It’s the oldest story in the world: Baby gets born and everybody wants a piece of the action. Especially the new grandparents.
I’m one of those new grandparents, the grandmother of a six-pound, 15-ounce little girl born August 8, 2015, in Seattle. Her name is Ellie. I’m so delighted about Ellie that I’m sure people will start avoiding me soon – me and my slightly hysterical grin, my constant gushing, and my ever-expanding cache of cute photos.
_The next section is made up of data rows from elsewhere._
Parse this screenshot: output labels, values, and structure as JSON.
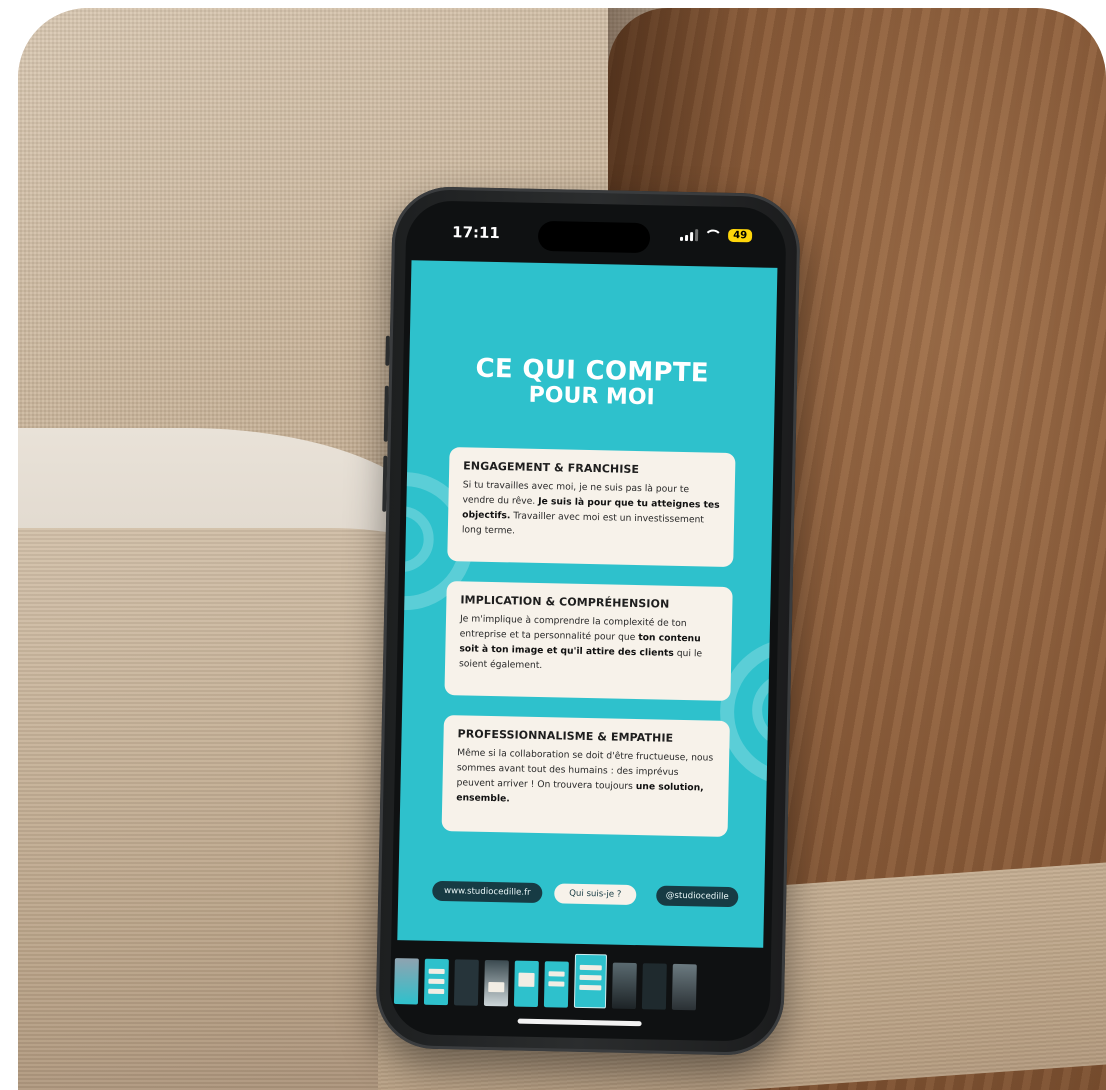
{
  "phone": {
    "time": "17:11",
    "battery": "49"
  },
  "slide": {
    "title_line1": "CE QUI COMPTE",
    "title_line2": "POUR MOI",
    "cards": [
      {
        "heading": "ENGAGEMENT & FRANCHISE",
        "t1": "Si tu travailles avec moi, je ne suis pas là pour te vendre du rêve. ",
        "b1": "Je suis là pour que tu atteignes tes objectifs.",
        "t2": " Travailler avec moi est un investissement long terme.",
        "b2": "",
        "t3": ""
      },
      {
        "heading": "IMPLICATION & COMPRÉHENSION",
        "t1": "Je m'implique à comprendre la complexité de ton entreprise et ta personnalité pour que ",
        "b1": "ton contenu soit à ton image et qu'il attire des clients",
        "t2": " qui le soient également.",
        "b2": "",
        "t3": ""
      },
      {
        "heading": "PROFESSIONNALISME & EMPATHIE",
        "t1": "Même si la collaboration se doit d'être fructueuse, nous sommes avant tout des humains : des imprévus peuvent arriver ! On trouvera toujours ",
        "b1": "une solution, ensemble.",
        "t2": "",
        "b2": "",
        "t3": ""
      }
    ],
    "links": {
      "website": "www.studiocedille.fr",
      "about": "Qui suis-je ?",
      "handle": "@studiocedille"
    }
  },
  "colors": {
    "slide_bg": "#2ec1cc",
    "card_bg": "#f7f2ea",
    "pill_dark": "#173b44"
  },
  "thumbnails": [
    "thumb-1",
    "thumb-2",
    "thumb-3",
    "thumb-4",
    "thumb-5",
    "thumb-6",
    "thumb-7-selected",
    "thumb-8",
    "thumb-9",
    "thumb-10"
  ]
}
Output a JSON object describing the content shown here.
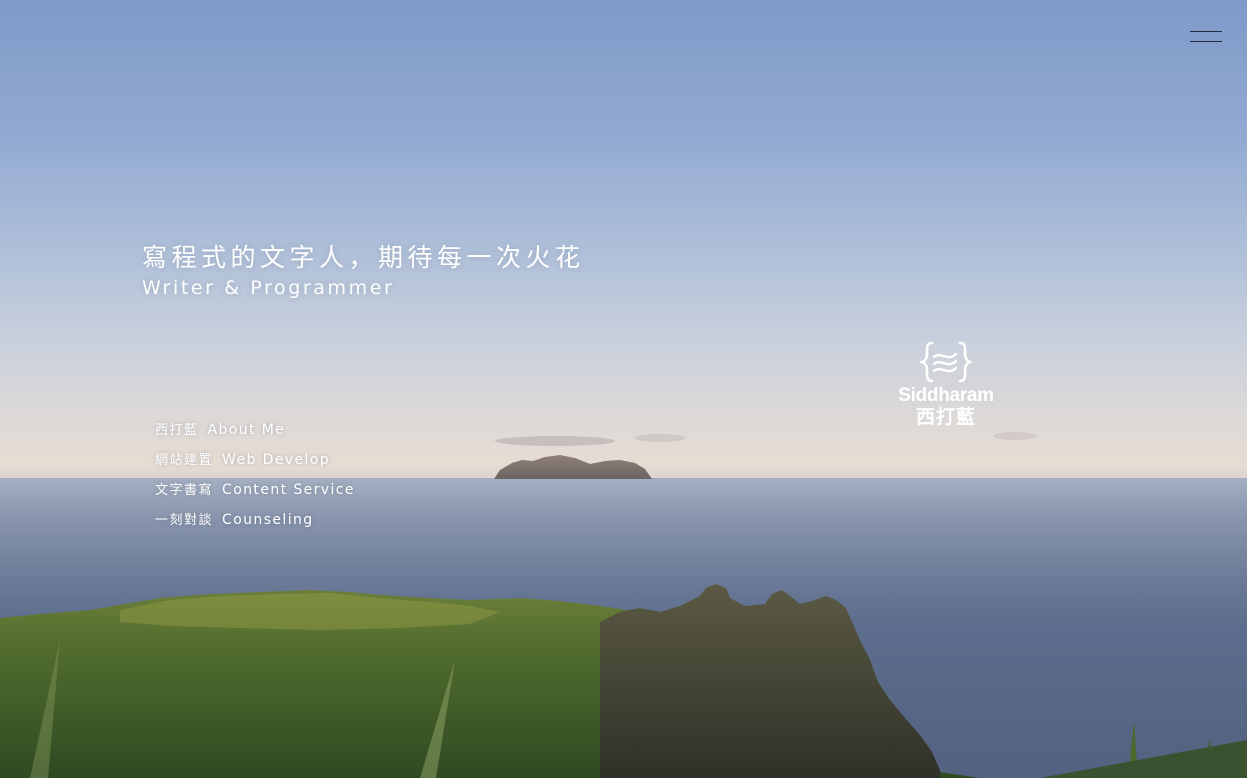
{
  "hero": {
    "tagline_zh": "寫程式的文字人，期待每一次火花",
    "tagline_en": "Writer & Programmer"
  },
  "nav": {
    "items": [
      {
        "zh": "西打藍",
        "en": "About Me"
      },
      {
        "zh": "網站建置",
        "en": "Web Develop"
      },
      {
        "zh": "文字書寫",
        "en": "Content Service"
      },
      {
        "zh": "一刻對談",
        "en": "Counseling"
      }
    ]
  },
  "logo": {
    "name_en": "Siddharam",
    "name_zh": "西打藍",
    "icon": "curly-braces-wave-icon"
  },
  "menu_toggle": {
    "icon": "hamburger-menu-icon"
  },
  "colors": {
    "text": "#ffffff",
    "menu_icon": "#1f2a44",
    "sky_top": "#7e9ac9",
    "horizon": "#e4dbd3",
    "sea": "#5d6d8d",
    "grass": "#4c6a2a"
  }
}
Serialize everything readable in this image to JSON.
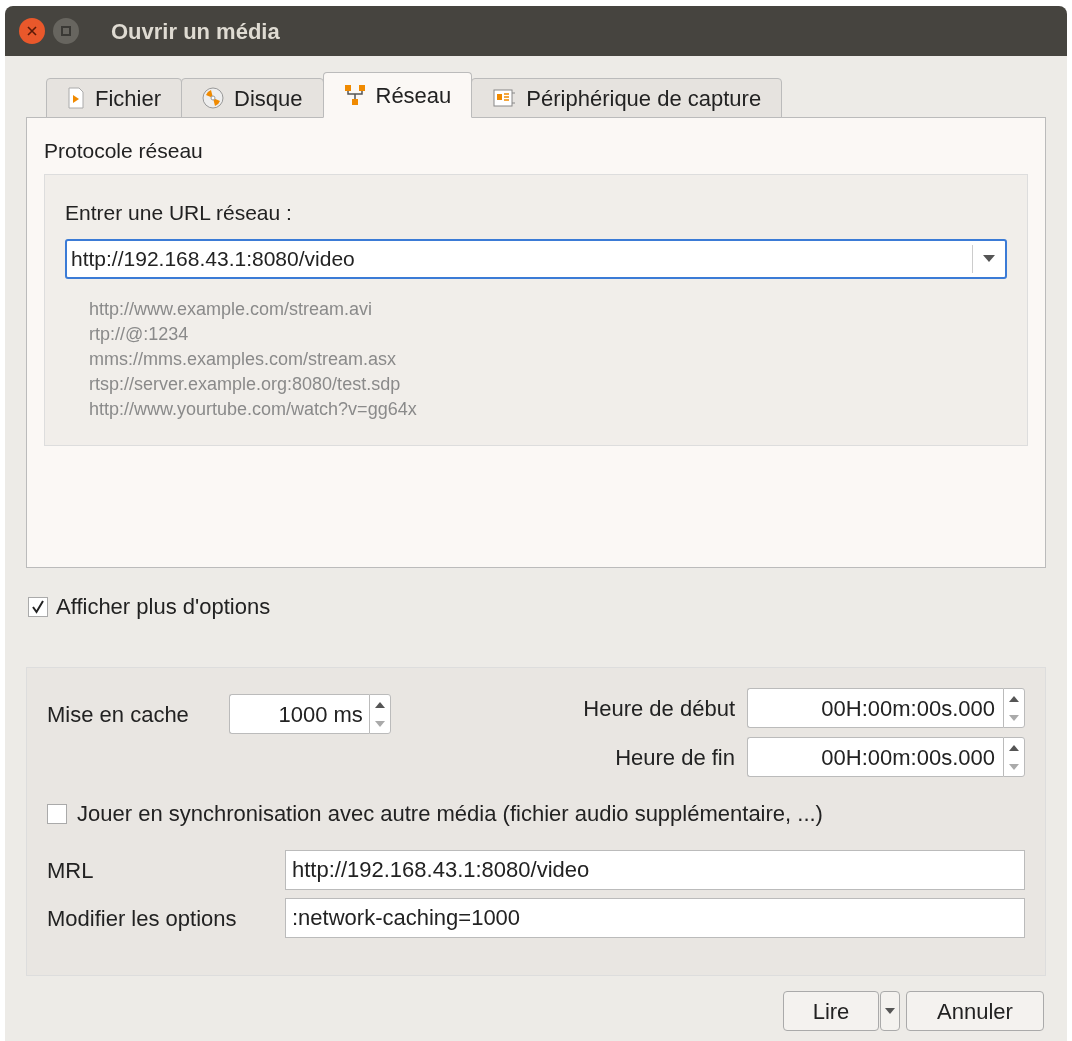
{
  "window": {
    "title": "Ouvrir un média"
  },
  "tabs": [
    {
      "label": "Fichier",
      "kind": "file",
      "selected": false
    },
    {
      "label": "Disque",
      "kind": "disc",
      "selected": false
    },
    {
      "label": "Réseau",
      "kind": "network",
      "selected": true
    },
    {
      "label": "Périphérique de capture",
      "kind": "capture",
      "selected": false
    }
  ],
  "network": {
    "heading": "Protocole réseau",
    "url_label": "Entrer une URL réseau :",
    "url_value": "http://192.168.43.1:8080/video",
    "examples": [
      "http://www.example.com/stream.avi",
      "rtp://@:1234",
      "mms://mms.examples.com/stream.asx",
      "rtsp://server.example.org:8080/test.sdp",
      "http://www.yourtube.com/watch?v=gg64x"
    ]
  },
  "more_options": {
    "label": "Afficher plus d'options",
    "checked": true
  },
  "options": {
    "cache_label": "Mise en cache",
    "cache_value": "1000 ms",
    "start_label": "Heure de début",
    "start_value": "00H:00m:00s.000",
    "end_label": "Heure de fin",
    "end_value": "00H:00m:00s.000",
    "sync": {
      "label": "Jouer en synchronisation avec autre média (fichier audio supplémentaire, ...)",
      "checked": false
    },
    "mrl_label": "MRL",
    "mrl_value": "http://192.168.43.1:8080/video",
    "edit_label": "Modifier les options",
    "edit_value": ":network-caching=1000"
  },
  "buttons": {
    "play": "Lire",
    "cancel": "Annuler"
  }
}
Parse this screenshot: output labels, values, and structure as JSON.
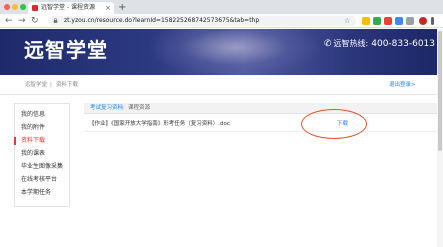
{
  "browser": {
    "tab_title": "远智学堂 - 课程资源",
    "tab_close": "×",
    "new_tab": "+",
    "back": "←",
    "forward": "→",
    "reload": "↻",
    "url": "zt.yzou.cn/resource.do?learnId=158225268742573675&tab=thp",
    "star": "☆"
  },
  "header": {
    "logo_text": "远智学堂",
    "hotline_icon": "phone-icon",
    "hotline_label": "远智热线:",
    "hotline_number": "400-833-6013",
    "colors": {
      "banner": "#2c3a82",
      "text": "#ffffff"
    }
  },
  "breadcrumb": {
    "home": "远智学堂",
    "separator": "|",
    "current": "资料下载",
    "logout": "退出登录>"
  },
  "sidebar": {
    "items": [
      {
        "label": "我的信息",
        "active": false
      },
      {
        "label": "我的附件",
        "active": false
      },
      {
        "label": "资料下载",
        "active": true
      },
      {
        "label": "我的课表",
        "active": false
      },
      {
        "label": "毕业生图像采集",
        "active": false
      },
      {
        "label": "在线考核平台",
        "active": false
      },
      {
        "label": "本学期任务",
        "active": false
      }
    ],
    "active_color": "#e53935"
  },
  "content": {
    "tabs": [
      {
        "label": "考试复习资料",
        "active": true
      },
      {
        "label": "课程资源",
        "active": false
      }
    ],
    "tab_separator": "|",
    "files": [
      {
        "name": "【作业】《国家开放大学指南》形考任务（复习资料）.doc",
        "action": "下载"
      }
    ],
    "link_color": "#1e88e5",
    "highlight_color": "#e0562e"
  }
}
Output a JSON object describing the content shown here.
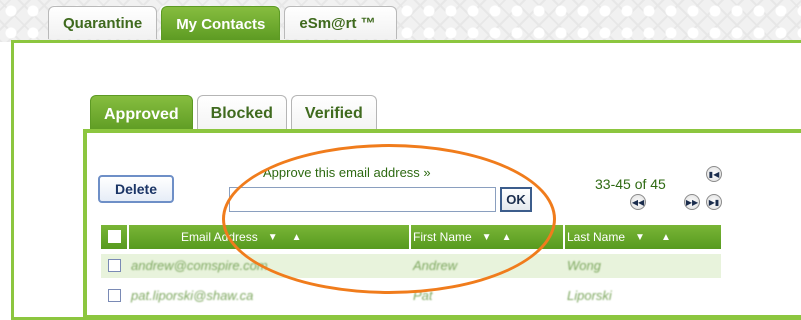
{
  "main_tabs": [
    {
      "label": "Quarantine",
      "active": false
    },
    {
      "label": "My Contacts",
      "active": true
    },
    {
      "label": "eSm@rt ™",
      "active": false
    }
  ],
  "sub_tabs": [
    {
      "label": "Approved",
      "active": true
    },
    {
      "label": "Blocked",
      "active": false
    },
    {
      "label": "Verified",
      "active": false
    }
  ],
  "toolbar": {
    "delete_label": "Delete",
    "approve_link": "Approve this email address »",
    "approve_input_value": "",
    "ok_label": "OK"
  },
  "pagination": {
    "range_text": "33-45 of 45",
    "first_icon": "first-page-icon",
    "prev_icon": "prev-page-icon",
    "next_icon": "next-page-icon",
    "last_icon": "last-page-icon"
  },
  "table": {
    "columns": [
      "Email Address",
      "First Name",
      "Last Name"
    ],
    "rows": [
      {
        "email": "andrew@comspire.com",
        "first": "Andrew",
        "last": "Wong"
      },
      {
        "email": "pat.liporski@shaw.ca",
        "first": "Pat",
        "last": "Liporski"
      }
    ]
  },
  "colors": {
    "accent_green": "#8cc63f",
    "header_green": "#579a1f",
    "annotation_orange": "#f07c1c"
  }
}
As usual, I exaggerate, but not that much. It’s a funny feeling to have your heart expand and ache with new love when you’re 65. And it’s hard not to tell everybody way too much about it – like my yoga class, my hairdresser, all my friends, store clerks, random acquaintances, and total strangers. Hard! But I try to keep a lid on it.
Right now, what I want more than anything is for my granddaughter to know me. I want to play some kind of role in her life.
But I live 1770 miles from Seattle — in Austin, that irrepressible blue dot in the center of Texas. And, like anyone my age with a reasonable grasp on reality, I wonder how many good years I have left. After all, both my parents declined precipitously once they turned 70. I take good care of myself, but who knows? One day, you’re kicking up your heels, the next day, you’re drooling in the corner.
That’s why I’ve decided to write this new blog, Love, Coco XO – so my granddaughter can know me someday. Like most of my written projects (no, really, like most of my life), I’m not quite sure how it will turn out; I do have a certain faith in letting things evolve as they will. But I want to tell Ellie about what I’ve learned over the years, where our family came from, what it’s like to be a woman in this whacked-out world, what I think is important, what I think is pure swill.
I’m not writing to that little baby with the deep blue eyes. I’m writing to that older girl she’ll become – that curious adolescent with a wise-acre sense of humor and a tender heart, that young woman who will go places I’ve never dreamed of. If I ever get preachy or self-righteous, please cut off my oxygen supply.
— Ruth Pennebaker
Books by Ruth Pennebaker